  • The Tunica-Biloxi Tribe of Louisiana was recently awarded TWG Program funding to restore rivercane (Arundinaria tecta) on the tribal reservation. The Tunica-Biloxi Indian Reservation is located just south of Marksville in east central Louisiana with approximately 1,717 acres of Trust and Fee property in Avoyelles and Rapides Parishes. The reintroduction of rivercane to this area will play a crucial role in restoring and enhancing habitat for various species, including local whitetail deer, native black bear, and butterfly larvae. Rivercane will provide food and cover, contributing to the overall well-being of these wildlife populations. Alongside the rivercane restoration efforts, the Tunica-Biloxi Tribe also seeks to plant longleaf pine trees (Pinus palustris) to provide essential food sources for native birds and nesting habitats for the endangered red-cockaded woodpecker.
  • Little Traverse Bay Bands of Odawa Indians is using TWG Program funds to gather information on marten in the Ceded Territory. Currently there is a lack of information pertaining to the population status and abundance of marten on the Little Traverse Bay Bands of Odawa Indians reservation. TWG Program funds are being used to assess the status and stability of the American marten in the Northern Lower Peninsula of Michigan and on the reservation. This project seeks to document the presence and absence of martens in order to define the current marten population distribution, create a population estimate, define possible habitats, develop forest management best practices, and assist with marten dispersal and reestablishment in the region. 
  • The Chickasaw Nation Kullihoma Reservation received TWG Program funding for their Waterfowl Habitat Management Project to identify, enhance, and protect vital waterfowl habitats on the Kullihoma Reservation in Oklahoma. For decades the Chickasaw Nation has acted as a steward of the lands within their treaty territory, and TWG Program funds will provide the Nation with an opportunity to continue this commitment. This project will benefit many native species within this area including wading birds, reptiles, amphibians, and aquatic furbearers. This project will also enhance waterfowl habitats through the installation of duck nesting boxes, planting crops to provide nutrition and sanctuary for waterfowl, and will provide protection and preservation for surrounding wetlands for generations. 
  • The Seminole Tribe of Florida lands span across 88,143 acres of the Florida Everglades and contain a diversity of habitats and sensitive wildlife species.

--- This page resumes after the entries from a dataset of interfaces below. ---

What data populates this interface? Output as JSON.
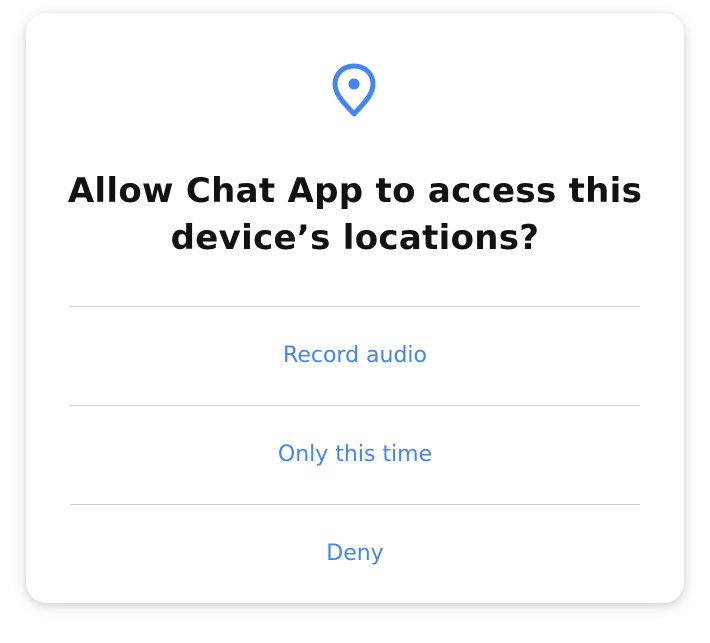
{
  "dialog": {
    "icon": "location-pin-icon",
    "title": "Allow Chat App to access this device’s locations?",
    "options": [
      {
        "label": "Record audio"
      },
      {
        "label": "Only this time"
      },
      {
        "label": "Deny"
      }
    ]
  },
  "colors": {
    "accent": "#4285f4",
    "title_text": "#111111",
    "divider": "#cfcfcf",
    "background": "#ffffff"
  }
}
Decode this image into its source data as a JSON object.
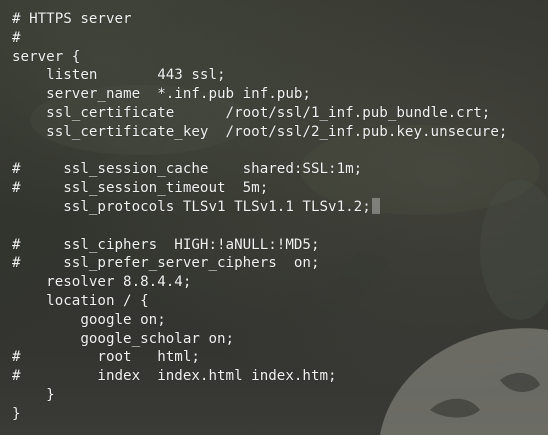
{
  "terminal": {
    "lines": [
      "# HTTPS server",
      "#",
      "server {",
      "    listen       443 ssl;",
      "    server_name  *.inf.pub inf.pub;",
      "    ssl_certificate      /root/ssl/1_inf.pub_bundle.crt;",
      "    ssl_certificate_key  /root/ssl/2_inf.pub.key.unsecure;",
      "",
      "#     ssl_session_cache    shared:SSL:1m;",
      "#     ssl_session_timeout  5m;",
      "      ssl_protocols TLSv1 TLSv1.1 TLSv1.2;",
      "",
      "#     ssl_ciphers  HIGH:!aNULL:!MD5;",
      "#     ssl_prefer_server_ciphers  on;",
      "    resolver 8.8.4.4;",
      "    location / {",
      "        google on;",
      "        google_scholar on;",
      "#         root   html;",
      "#         index  index.html index.htm;",
      "    }",
      "}"
    ],
    "cursor_line_index": 10
  },
  "colors": {
    "text": "#f2f2f2",
    "background": "#2d2e2a"
  }
}
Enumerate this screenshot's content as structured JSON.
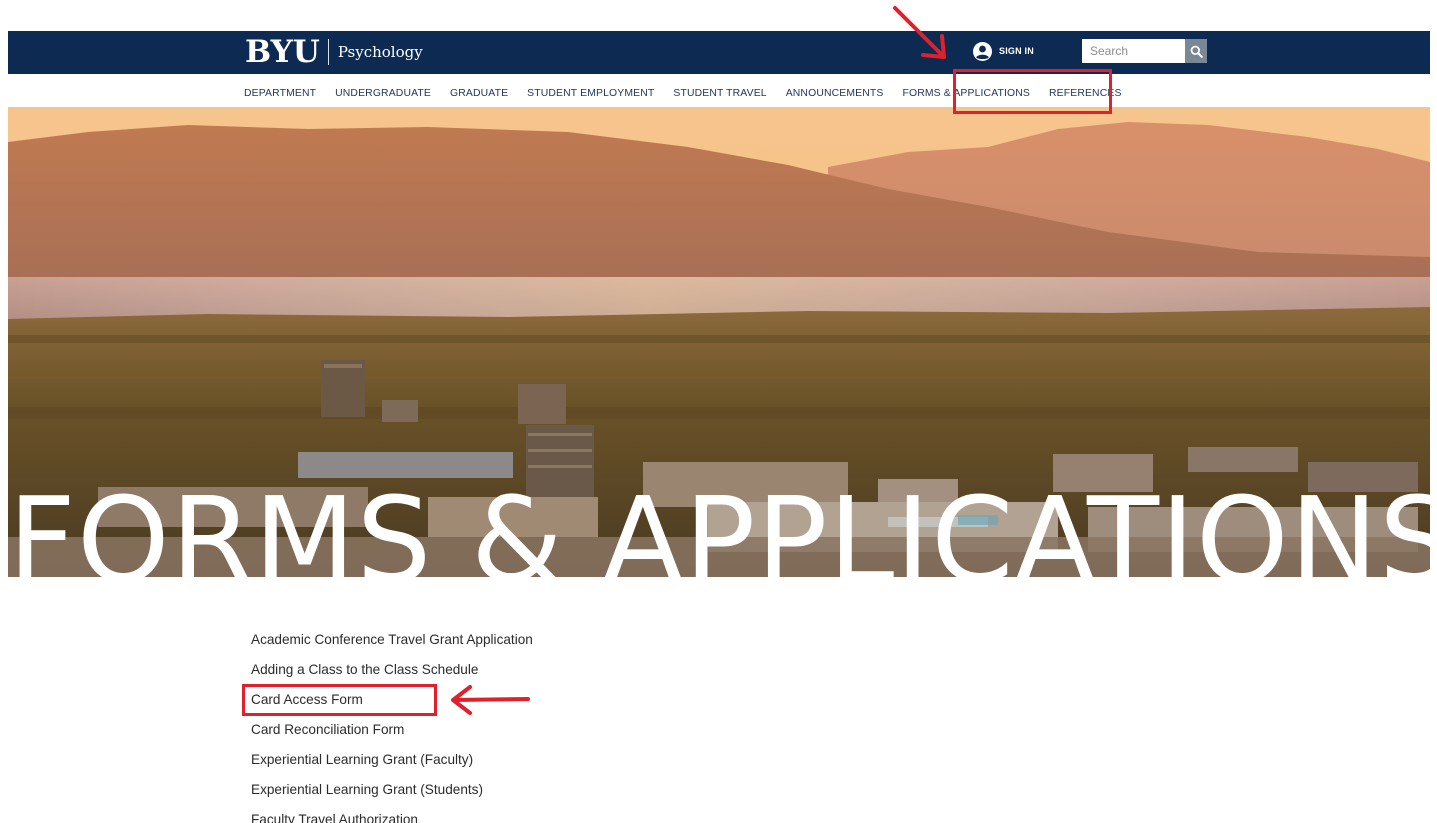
{
  "header": {
    "logo_text": "BYU",
    "unit_name": "Psychology",
    "signin_label": "SIGN IN",
    "search_placeholder": "Search",
    "colors": {
      "bar": "#0d2b52",
      "search_button": "#7a8795"
    }
  },
  "nav": {
    "items": [
      "DEPARTMENT",
      "UNDERGRADUATE",
      "GRADUATE",
      "STUDENT EMPLOYMENT",
      "STUDENT TRAVEL",
      "ANNOUNCEMENTS",
      "FORMS & APPLICATIONS",
      "REFERENCES"
    ],
    "highlighted": "FORMS & APPLICATIONS"
  },
  "hero": {
    "title": "FORMS & APPLICATIONS"
  },
  "forms": {
    "items": [
      "Academic Conference Travel Grant Application",
      "Adding a Class to the Class Schedule",
      "Card Access Form",
      "Card Reconciliation Form",
      "Experiential Learning Grant (Faculty)",
      "Experiential Learning Grant (Students)",
      "Faculty Travel Authorization"
    ],
    "highlighted": "Card Access Form"
  },
  "annotation_color": "#e0202a",
  "icons": [
    "user-circle-icon",
    "search-icon",
    "arrow-icon"
  ]
}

TWG funds are being used to implement the Seminole Tribe of Florida’s Tribal Wildlife Conservation Plan, which includes monitoring of threatened and endangered species and culturally significant species, early detection and eradication efforts of non-native species, the collation of species and habitat data in a GIS geodatabase, and community-based education regarding natural and cultural resource management.

    Learn more about the conservation and stewardship supported through the Tribal Wildlife Grant Program and explore how the U.S. Fish and Wildlife Service is partnering with Indigenous communities and fostering Indigenous connections at